Copy every record below exactly as it appears.

[Dataset excerpts]
☆ ☆ ☆ ☆ ☆ ☆ ☆

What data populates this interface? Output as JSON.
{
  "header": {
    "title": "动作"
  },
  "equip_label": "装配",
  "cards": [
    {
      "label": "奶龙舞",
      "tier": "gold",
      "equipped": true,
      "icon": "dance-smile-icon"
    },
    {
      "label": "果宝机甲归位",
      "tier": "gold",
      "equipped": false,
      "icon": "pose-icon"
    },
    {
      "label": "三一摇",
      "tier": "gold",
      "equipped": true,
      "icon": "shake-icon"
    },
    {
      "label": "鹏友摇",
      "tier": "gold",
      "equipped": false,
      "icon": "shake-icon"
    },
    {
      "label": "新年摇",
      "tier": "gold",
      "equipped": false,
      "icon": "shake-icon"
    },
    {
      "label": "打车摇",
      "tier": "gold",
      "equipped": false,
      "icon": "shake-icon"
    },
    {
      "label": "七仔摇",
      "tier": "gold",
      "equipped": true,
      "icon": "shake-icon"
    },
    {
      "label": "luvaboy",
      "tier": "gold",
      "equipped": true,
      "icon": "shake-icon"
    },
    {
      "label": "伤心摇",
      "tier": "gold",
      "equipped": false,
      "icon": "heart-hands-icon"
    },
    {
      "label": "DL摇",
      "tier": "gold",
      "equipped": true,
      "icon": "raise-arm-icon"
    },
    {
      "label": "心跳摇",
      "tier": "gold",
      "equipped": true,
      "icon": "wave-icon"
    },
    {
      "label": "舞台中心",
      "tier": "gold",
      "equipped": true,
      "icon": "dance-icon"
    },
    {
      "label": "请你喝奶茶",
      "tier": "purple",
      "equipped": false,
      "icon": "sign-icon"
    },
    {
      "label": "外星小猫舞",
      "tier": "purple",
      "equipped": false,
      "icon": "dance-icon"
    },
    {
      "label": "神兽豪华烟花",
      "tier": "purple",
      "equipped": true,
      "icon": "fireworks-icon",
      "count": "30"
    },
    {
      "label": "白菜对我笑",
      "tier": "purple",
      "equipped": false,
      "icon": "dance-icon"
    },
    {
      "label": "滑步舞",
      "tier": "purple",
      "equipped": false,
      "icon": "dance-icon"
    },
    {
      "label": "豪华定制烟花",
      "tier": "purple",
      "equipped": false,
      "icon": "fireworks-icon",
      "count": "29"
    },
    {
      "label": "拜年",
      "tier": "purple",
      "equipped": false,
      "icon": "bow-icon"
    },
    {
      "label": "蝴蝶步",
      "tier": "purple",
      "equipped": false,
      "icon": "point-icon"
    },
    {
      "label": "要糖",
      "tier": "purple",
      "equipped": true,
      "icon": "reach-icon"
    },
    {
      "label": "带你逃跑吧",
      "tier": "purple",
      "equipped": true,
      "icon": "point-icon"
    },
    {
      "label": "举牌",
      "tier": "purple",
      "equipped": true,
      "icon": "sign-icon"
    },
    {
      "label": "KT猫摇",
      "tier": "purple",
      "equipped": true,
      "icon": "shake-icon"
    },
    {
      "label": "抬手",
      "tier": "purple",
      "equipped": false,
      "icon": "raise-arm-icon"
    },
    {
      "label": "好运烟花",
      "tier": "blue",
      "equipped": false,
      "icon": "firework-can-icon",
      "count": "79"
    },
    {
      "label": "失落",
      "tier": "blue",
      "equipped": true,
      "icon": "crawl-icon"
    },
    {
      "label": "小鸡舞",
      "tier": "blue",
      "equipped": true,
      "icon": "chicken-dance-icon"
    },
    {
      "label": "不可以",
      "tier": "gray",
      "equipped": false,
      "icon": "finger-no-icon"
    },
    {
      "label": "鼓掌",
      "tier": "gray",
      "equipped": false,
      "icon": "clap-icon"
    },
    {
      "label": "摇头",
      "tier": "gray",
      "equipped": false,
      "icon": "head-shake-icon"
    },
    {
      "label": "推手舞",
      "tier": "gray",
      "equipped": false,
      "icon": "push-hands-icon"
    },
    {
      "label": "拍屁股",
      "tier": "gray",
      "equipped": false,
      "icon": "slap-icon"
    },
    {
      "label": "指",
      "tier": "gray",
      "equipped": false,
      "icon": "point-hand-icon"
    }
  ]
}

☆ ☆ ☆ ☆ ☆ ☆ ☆

◆ RESULT FOR THIS TASK ◆
What data populates this interface? Output as JSON.
{
  "header": {
    "title": "动作"
  },
  "equip_label": "装配",
  "cards": [
    {
      "label": "奶龙舞",
      "tier": "gold",
      "equipped": true,
      "icon": "dance-smile-icon"
    },
    {
      "label": "果宝机甲归位",
      "tier": "gold",
      "equipped": false,
      "icon": "pose-icon"
    },
    {
      "label": "三一摇",
      "tier": "gold",
      "equipped": true,
      "icon": "shake-icon"
    },
    {
      "label": "鹏友摇",
      "tier": "gold",
      "equipped": false,
      "icon": "shake-icon"
    },
    {
      "label": "新年摇",
      "tier": "gold",
      "equipped": false,
      "icon": "shake-icon"
    },
    {
      "label": "打车摇",
      "tier": "gold",
      "equipped": false,
      "icon": "shake-icon"
    },
    {
      "label": "七仔摇",
      "tier": "gold",
      "equipped": true,
      "icon": "shake-icon"
    },
    {
      "label": "luvaboy",
      "tier": "gold",
      "equipped": true,
      "icon": "shake-icon"
    },
    {
      "label": "伤心摇",
      "tier": "gold",
      "equipped": false,
      "icon": "heart-hands-icon"
    },
    {
      "label": "DL摇",
      "tier": "gold",
      "equipped": true,
      "icon": "raise-arm-icon"
    },
    {
      "label": "心跳摇",
      "tier": "gold",
      "equipped": true,
      "icon": "wave-icon"
    },
    {
      "label": "舞台中心",
      "tier": "gold",
      "equipped": true,
      "icon": "dance-icon"
    },
    {
      "label": "请你喝奶茶",
      "tier": "purple",
      "equipped": false,
      "icon": "sign-icon"
    },
    {
      "label": "外星小猫舞",
      "tier": "purple",
      "equipped": false,
      "icon": "dance-icon"
    },
    {
      "label": "神兽豪华烟花",
      "tier": "purple",
      "equipped": true,
      "icon": "fireworks-icon",
      "count": "30"
    },
    {
      "label": "白菜对我笑",
      "tier": "purple",
      "equipped": false,
      "icon": "dance-icon"
    },
    {
      "label": "滑步舞",
      "tier": "purple",
      "equipped": false,
      "icon": "dance-icon"
    },
    {
      "label": "豪华定制烟花",
      "tier": "purple",
      "equipped": false,
      "icon": "fireworks-icon",
      "count": "29"
    },
    {
      "label": "拜年",
      "tier": "purple",
      "equipped": false,
      "icon": "bow-icon"
    },
    {
      "label": "蝴蝶步",
      "tier": "purple",
      "equipped": false,
      "icon": "point-icon"
    },
    {
      "label": "要糖",
      "tier": "purple",
      "equipped": true,
      "icon": "reach-icon"
    },
    {
      "label": "带你逃跑吧",
      "tier": "purple",
      "equipped": true,
      "icon": "point-icon"
    },
    {
      "label": "举牌",
      "tier": "purple",
      "equipped": true,
      "icon": "sign-icon"
    },
    {
      "label": "KT猫摇",
      "tier": "purple",
      "equipped": true,
      "icon": "shake-icon"
    },
    {
      "label": "抬手",
      "tier": "purple",
      "equipped": false,
      "icon": "raise-arm-icon"
    },
    {
      "label": "好运烟花",
      "tier": "blue",
      "equipped": false,
      "icon": "firework-can-icon",
      "count": "79"
    },
    {
      "label": "失落",
      "tier": "blue",
      "equipped": true,
      "icon": "crawl-icon"
    },
    {
      "label": "小鸡舞",
      "tier": "blue",
      "equipped": true,
      "icon": "chicken-dance-icon"
    },
    {
      "label": "不可以",
      "tier": "gray",
      "equipped": false,
      "icon": "finger-no-icon"
    },
    {
      "label": "鼓掌",
      "tier": "gray",
      "equipped": false,
      "icon": "clap-icon"
    },
    {
      "label": "摇头",
      "tier": "gray",
      "equipped": false,
      "icon": "head-shake-icon"
    },
    {
      "label": "推手舞",
      "tier": "gray",
      "equipped": false,
      "icon": "push-hands-icon"
    },
    {
      "label": "拍屁股",
      "tier": "gray",
      "equipped": false,
      "icon": "slap-icon"
    },
    {
      "label": "指",
      "tier": "gray",
      "equipped": false,
      "icon": "point-hand-icon"
    }
  ]
}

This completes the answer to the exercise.